Background: The burden of residential fire injury and death is substantial. Targeted smoke alarm giveaway and installation programs are popular interventions used to reduce residential fire mortality and morbidity.
Purpose: To evaluate the cost effectiveness and cost benefit of implementing a giveaway or installation program in a small hypothetic community with a high risk of fire death and injury through a decision-analysis model.
Methods: Model inputs included program costs; program effectiveness (life-years and quality-adjusted life-years saved); and monetized program benefits (medical cost, productivity, property loss and quality-of-life losses averted) and were identified through structured reviews of existing literature (done in 2011) and supplemented by expert opinion. Future costs and effectiveness were discounted at a rate of 3% per year. All costs were expressed in 2011 U.S. dollars.
Results: Cost-effectiveness analysis (CEA) resulted in an average cost-effectiveness ratio (ACER) of $51,404 per quality-adjusted life-years (QALYs) saved and $45,630 per QALY for the giveaway and installation programs, respectively. Cost-benefit analysis (CBA) showed that both programs were associated with a positive net benefit with a benefit-cost ratio of 2.1 and 2.3, respectively. Smoke alarm functional rate, baseline prevalence of functional alarms, and baseline home fire death rate were among the most influential factors for the CEA and CBA results.
Conclusions: Both giveaway and installation programs have an average cost-effectiveness ratio similar to or lower than the median cost-effectiveness ratio reported for other interventions to reduce fatal injuries in homes.

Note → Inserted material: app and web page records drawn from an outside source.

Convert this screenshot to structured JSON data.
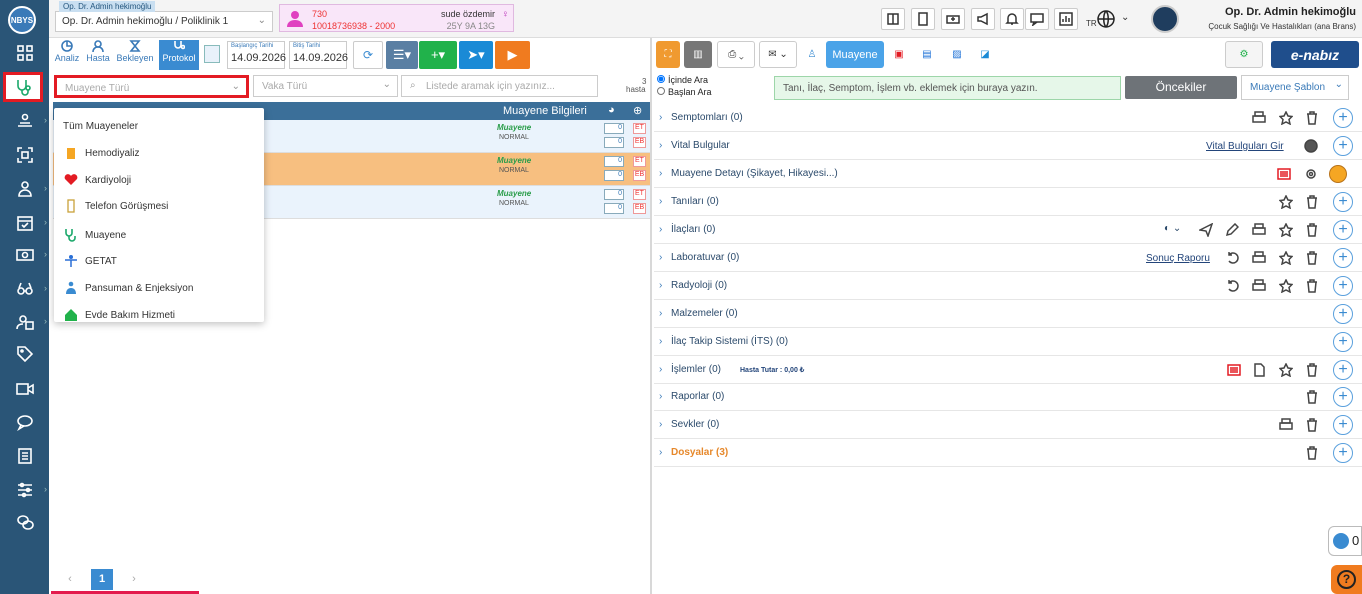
{
  "header": {
    "doctor_tag": "Op. Dr. Admin hekimoğlu",
    "doctor_select": "Op. Dr. Admin hekimoğlu / Poliklinik 1",
    "patient": {
      "protocol": "730",
      "id_line": "10018736938 - 2000",
      "name": "sude özdemir",
      "age": "25Y 9A 13G"
    },
    "lang": "TR",
    "user_name": "Op. Dr. Admin hekimoğlu",
    "user_dept": "Çocuk Sağlığı Ve Hastalıkları (ana Brans)"
  },
  "rail": {
    "logo": "NBYS"
  },
  "left": {
    "tabs": [
      "Analiz",
      "Hasta",
      "Bekleyen",
      "Protokol"
    ],
    "start_label": "Başlangıç Tarihi",
    "start_date": "14.09.2026",
    "end_label": "Bitiş Tarihi",
    "end_date": "14.09.2026",
    "filter_muayene": "Muayene Türü",
    "filter_vaka": "Vaka Türü",
    "search_placeholder": "Listede aramak için yazınız...",
    "count": "3",
    "count_unit": "hasta",
    "grid_header": "Muayene Bilgileri",
    "rows": [
      {
        "type": "Muayene",
        "status": "NORMAL"
      },
      {
        "type": "Muayene",
        "status": "NORMAL"
      },
      {
        "type": "Muayene",
        "status": "NORMAL"
      }
    ],
    "badge_zero": "0",
    "badge_et": "ET",
    "badge_eb": "EB",
    "page": "1"
  },
  "dropdown": {
    "items": [
      "Tüm Muayeneler",
      "Hemodiyaliz",
      "Kardiyoloji",
      "Telefon Görüşmesi",
      "Muayene",
      "GETAT",
      "Pansuman & Enjeksiyon",
      "Evde Bakım Hizmeti"
    ]
  },
  "right": {
    "muayene_btn": "Muayene",
    "enabiz": "e-nabız",
    "radio_in": "İçinde Ara",
    "radio_start": "Başlan Ara",
    "search_placeholder": "Tanı, İlaç, Semptom, İşlem vb. eklemek için buraya yazın.",
    "oncekiler": "Öncekiler",
    "sablon": "Muayene Şablon",
    "sections": [
      "Semptomları (0)",
      "Vital Bulgular",
      "Muayene Detayı (Şikayet, Hikayesi...)",
      "Tanıları (0)",
      "İlaçları (0)",
      "Laboratuvar (0)",
      "Radyoloji (0)",
      "Malzemeler (0)",
      "İlaç Takip Sistemi (İTS) (0)",
      "İşlemler (0)",
      "Raporlar (0)",
      "Sevkler (0)",
      "Dosyalar (3)"
    ],
    "vital_link": "Vital Bulguları Gir",
    "lab_link": "Sonuç Raporu",
    "hasta_tutar": "Hasta Tutar : 0,00 ₺",
    "counter": "0"
  },
  "colors": {
    "rail": "#2a5577",
    "primary": "#3a8bd1",
    "selected_row": "#f7bf80",
    "highlight": "#e31b23"
  }
}
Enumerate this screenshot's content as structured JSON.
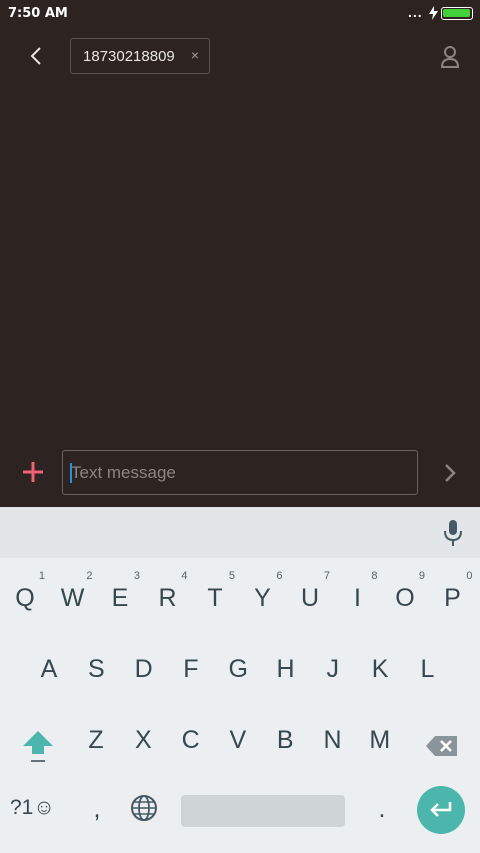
{
  "status_bar": {
    "time": "7:50 AM",
    "more": "...",
    "battery_level": 1.0
  },
  "header": {
    "recipient": "18730218809",
    "chip_close": "×"
  },
  "compose": {
    "placeholder": "Text message"
  },
  "keyboard": {
    "row1": [
      {
        "label": "Q",
        "hint": "1"
      },
      {
        "label": "W",
        "hint": "2"
      },
      {
        "label": "E",
        "hint": "3"
      },
      {
        "label": "R",
        "hint": "4"
      },
      {
        "label": "T",
        "hint": "5"
      },
      {
        "label": "Y",
        "hint": "6"
      },
      {
        "label": "U",
        "hint": "7"
      },
      {
        "label": "I",
        "hint": "8"
      },
      {
        "label": "O",
        "hint": "9"
      },
      {
        "label": "P",
        "hint": "0"
      }
    ],
    "row2": [
      "A",
      "S",
      "D",
      "F",
      "G",
      "H",
      "J",
      "K",
      "L"
    ],
    "row3": [
      "Z",
      "X",
      "C",
      "V",
      "B",
      "N",
      "M"
    ],
    "symbols_key": "?1☺",
    "comma_key": ",",
    "period_key": "."
  },
  "icons": {
    "back": "back-arrow-icon",
    "contact": "person-icon",
    "attach": "plus-icon",
    "send": "chevron-right-icon",
    "mic": "microphone-icon",
    "shift": "shift-icon",
    "backspace": "backspace-icon",
    "globe": "globe-icon",
    "enter": "enter-icon"
  },
  "colors": {
    "background": "#2d2320",
    "accent": "#4db6ac",
    "attach": "#f06277",
    "battery": "#43d13b"
  }
}
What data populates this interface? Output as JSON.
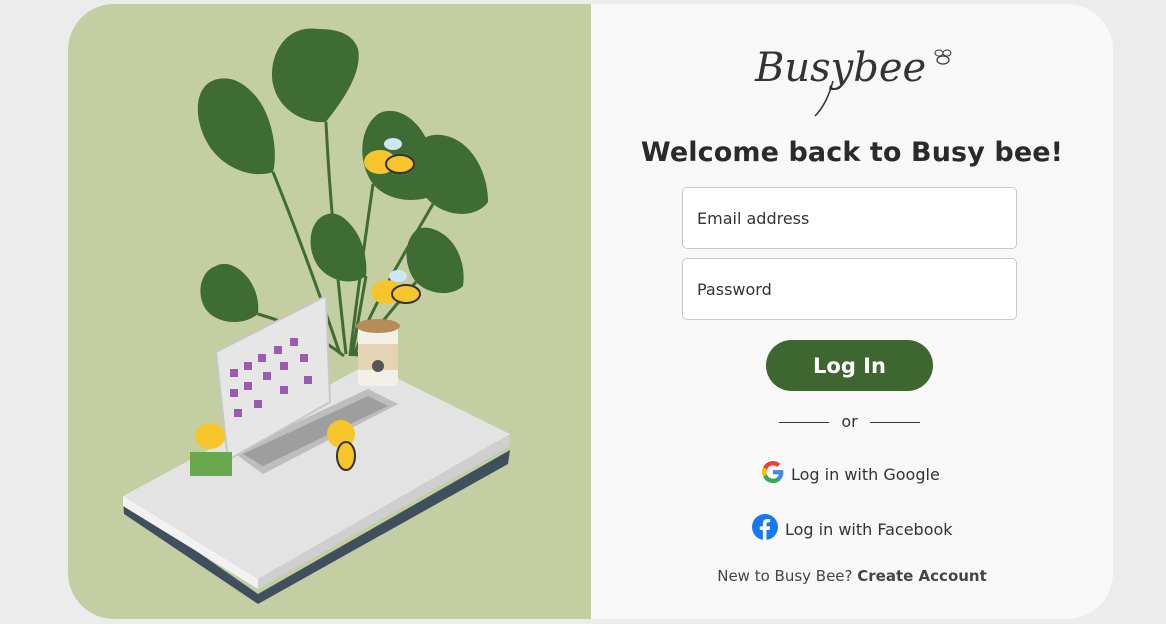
{
  "brand": {
    "logo_text": "Busybee"
  },
  "login": {
    "title": "Welcome back to Busy bee!",
    "email_placeholder": "Email address",
    "password_placeholder": "Password",
    "submit_label": "Log In",
    "divider_text": "or",
    "google_label": "Log in with Google",
    "facebook_label": "Log in with Facebook",
    "signup_prompt": "New to Busy Bee?",
    "signup_link": "Create Account"
  },
  "colors": {
    "left_panel": "#c4cea3",
    "accent_green": "#3e6631",
    "card_bg": "#f8f8f8",
    "facebook_blue": "#1877f2"
  },
  "illustration": {
    "description_icon": "workspace-plant-bees-illustration"
  }
}
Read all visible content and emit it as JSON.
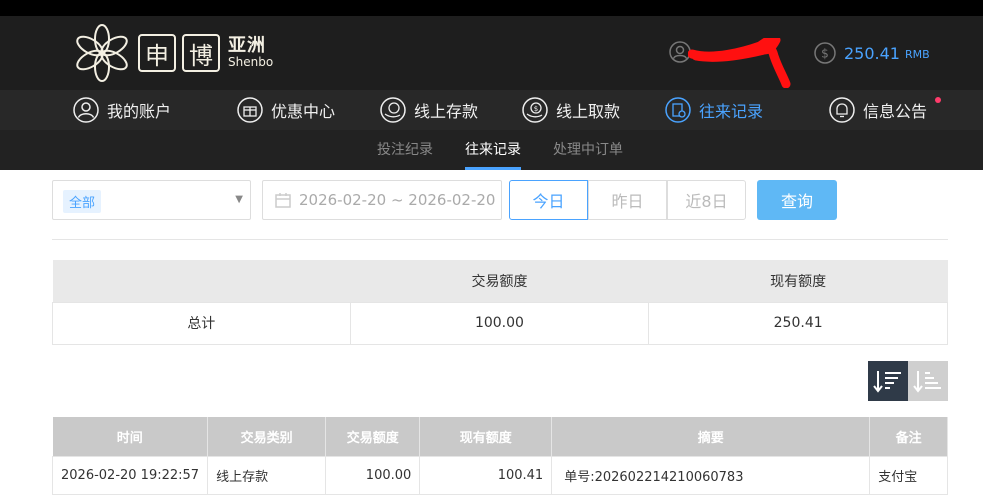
{
  "header": {
    "logo_char": "博",
    "logo_char0": "申",
    "logo_cn": "亚洲",
    "logo_en": "Shenbo",
    "balance": "250.41",
    "currency": "RMB"
  },
  "nav": {
    "items": [
      {
        "label": "我的账户",
        "icon": "user-circle-icon"
      },
      {
        "label": "优惠中心",
        "icon": "gift-icon"
      },
      {
        "label": "线上存款",
        "icon": "deposit-coin-icon"
      },
      {
        "label": "线上取款",
        "icon": "withdraw-coin-icon"
      },
      {
        "label": "往来记录",
        "icon": "record-icon",
        "active": true
      },
      {
        "label": "信息公告",
        "icon": "bell-icon"
      }
    ]
  },
  "subnav": {
    "items": [
      "投注纪录",
      "往来记录",
      "处理中订单"
    ],
    "active": "往来记录"
  },
  "filters": {
    "type_tag": "全部",
    "date_range": "2026-02-20 ~ 2026-02-20",
    "quick_buttons": [
      "今日",
      "昨日",
      "近8日"
    ],
    "query_label": "查询"
  },
  "summary": {
    "headers": [
      "",
      "交易额度",
      "现有额度"
    ],
    "row": [
      "总计",
      "100.00",
      "250.41"
    ]
  },
  "detail": {
    "headers": [
      "时间",
      "交易类别",
      "交易额度",
      "现有额度",
      "摘要",
      "备注"
    ],
    "rows": [
      [
        "2026-02-20 19:22:57",
        "线上存款",
        "100.00",
        "100.41",
        "单号:202602214210060783",
        "支付宝"
      ]
    ]
  },
  "colors": {
    "accent": "#4aa3ff",
    "query_button": "#5fb8f5",
    "header_bg": "#1e1e1e"
  }
}
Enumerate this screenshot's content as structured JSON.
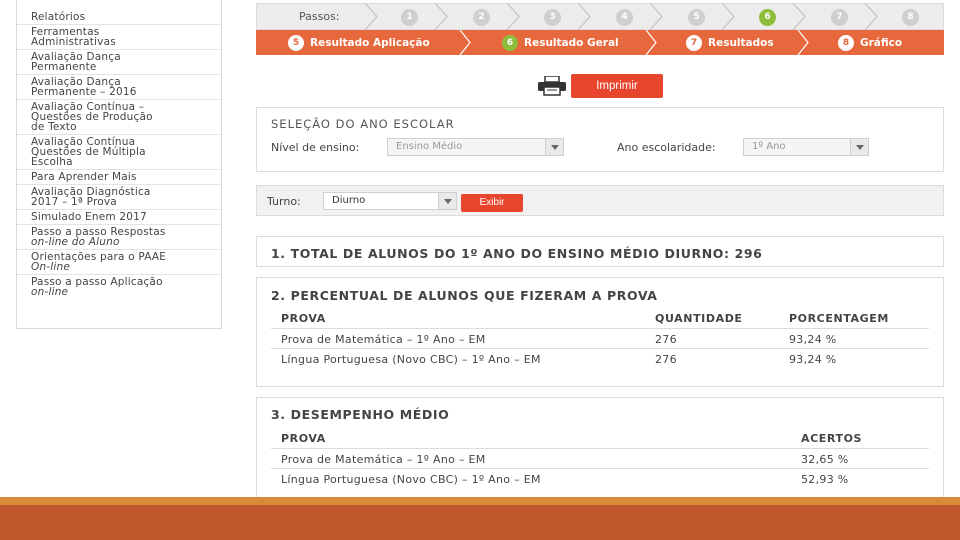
{
  "sidebar": {
    "items": [
      {
        "lines": [
          "Relatórios"
        ]
      },
      {
        "lines": [
          "Ferramentas",
          "Administrativas"
        ]
      },
      {
        "lines": [
          "Avaliação Dança",
          "Permanente"
        ]
      },
      {
        "lines": [
          "Avaliação Dança",
          "Permanente – 2016"
        ]
      },
      {
        "lines": [
          "Avaliação Contínua –",
          "Questões de Produção",
          "de Texto"
        ]
      },
      {
        "lines": [
          "Avaliação Contínua",
          "Questões de Múltipla",
          "Escolha"
        ]
      },
      {
        "lines": [
          "Para Aprender Mais"
        ]
      },
      {
        "lines": [
          "Avaliação Diagnóstica",
          "2017 – 1ª Prova"
        ]
      },
      {
        "lines": [
          "Simulado Enem 2017"
        ]
      },
      {
        "lines": [
          "Passo a passo Respostas",
          "on-line do Aluno"
        ]
      },
      {
        "lines": [
          "Orientações para o PAAE",
          "On-line"
        ]
      },
      {
        "lines": [
          "Passo a passo Aplicação",
          "on-line"
        ]
      }
    ]
  },
  "steps": {
    "label": "Passos:",
    "numbers": [
      "1",
      "2",
      "3",
      "4",
      "5",
      "6",
      "7",
      "8"
    ],
    "active": "6",
    "sub": [
      {
        "num": "5",
        "label": "Resultado Aplicação"
      },
      {
        "num": "6",
        "label": "Resultado Geral"
      },
      {
        "num": "7",
        "label": "Resultados"
      },
      {
        "num": "8",
        "label": "Gráfico"
      }
    ]
  },
  "print": {
    "label": "Imprimir"
  },
  "selection": {
    "title": "SELEÇÃO DO ANO ESCOLAR",
    "level_label": "Nível de ensino:",
    "level_value": "Ensino Médio",
    "year_label": "Ano escolaridade:",
    "year_value": "1º Ano"
  },
  "turno": {
    "label": "Turno:",
    "value": "Diurno",
    "button": "Exibir"
  },
  "section1": {
    "title": "1. TOTAL DE ALUNOS DO 1º ANO DO ENSINO MÉDIO DIURNO: 296"
  },
  "section2": {
    "title": "2. PERCENTUAL DE ALUNOS QUE FIZERAM A PROVA",
    "headers": [
      "PROVA",
      "QUANTIDADE",
      "PORCENTAGEM"
    ],
    "rows": [
      [
        "Prova de Matemática – 1º Ano – EM",
        "276",
        "93,24 %"
      ],
      [
        "Língua Portuguesa (Novo CBC) – 1º Ano – EM",
        "276",
        "93,24 %"
      ]
    ]
  },
  "section3": {
    "title": "3. DESEMPENHO MÉDIO",
    "headers": [
      "PROVA",
      "ACERTOS"
    ],
    "rows": [
      [
        "Prova de Matemática – 1º Ano – EM",
        "32,65 %"
      ],
      [
        "Língua Portuguesa (Novo CBC) – 1º Ano – EM",
        "52,93 %"
      ]
    ]
  }
}
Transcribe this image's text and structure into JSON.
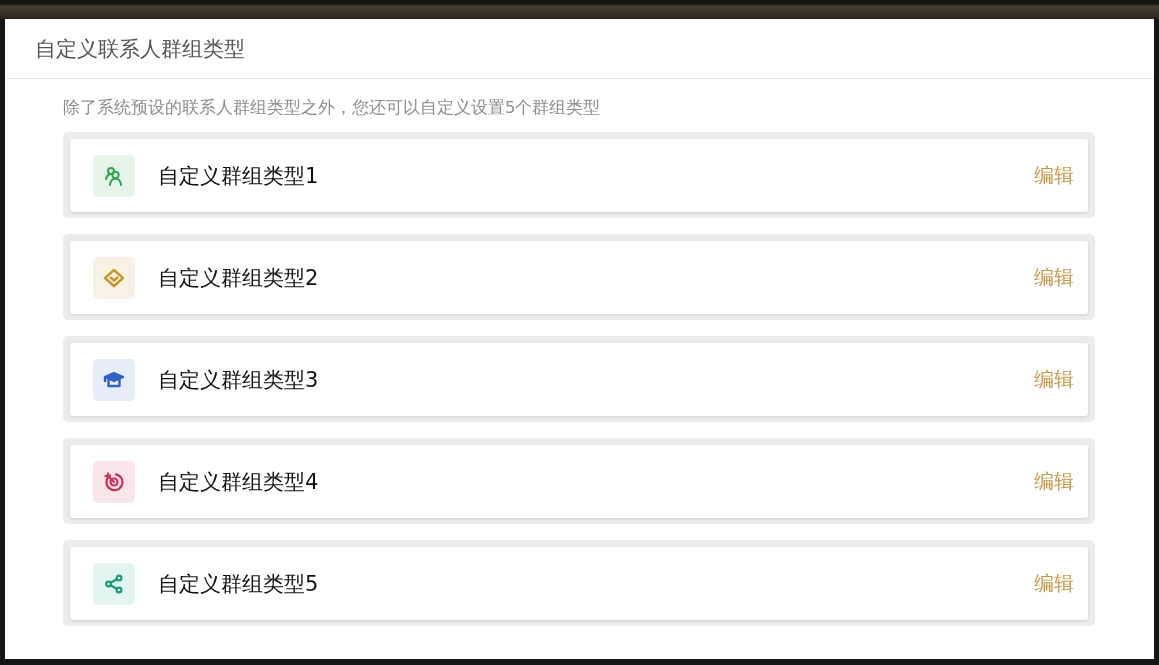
{
  "dialog": {
    "title": "自定义联系人群组类型",
    "description": "除了系统预设的联系人群组类型之外，您还可以自定义设置5个群组类型"
  },
  "groups": [
    {
      "name": "自定义群组类型1",
      "kind": "people",
      "color": "#2ea44f",
      "action": "编辑"
    },
    {
      "name": "自定义群组类型2",
      "kind": "diamond",
      "color": "#c8962e",
      "action": "编辑"
    },
    {
      "name": "自定义群组类型3",
      "kind": "cap",
      "color": "#2f62c9",
      "action": "编辑"
    },
    {
      "name": "自定义群组类型4",
      "kind": "target",
      "color": "#cc2f5e",
      "action": "编辑"
    },
    {
      "name": "自定义群组类型5",
      "kind": "share",
      "color": "#1a9a7e",
      "action": "编辑"
    }
  ]
}
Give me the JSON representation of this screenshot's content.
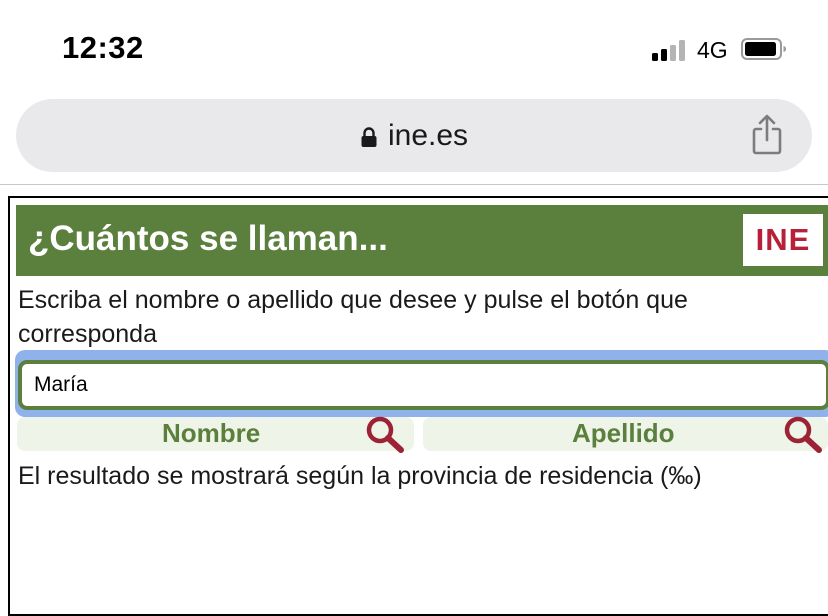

Although more effort is required, installation programs result in lower cost per outcome achieved compared with giveaways.
Published by Elsevier Inc.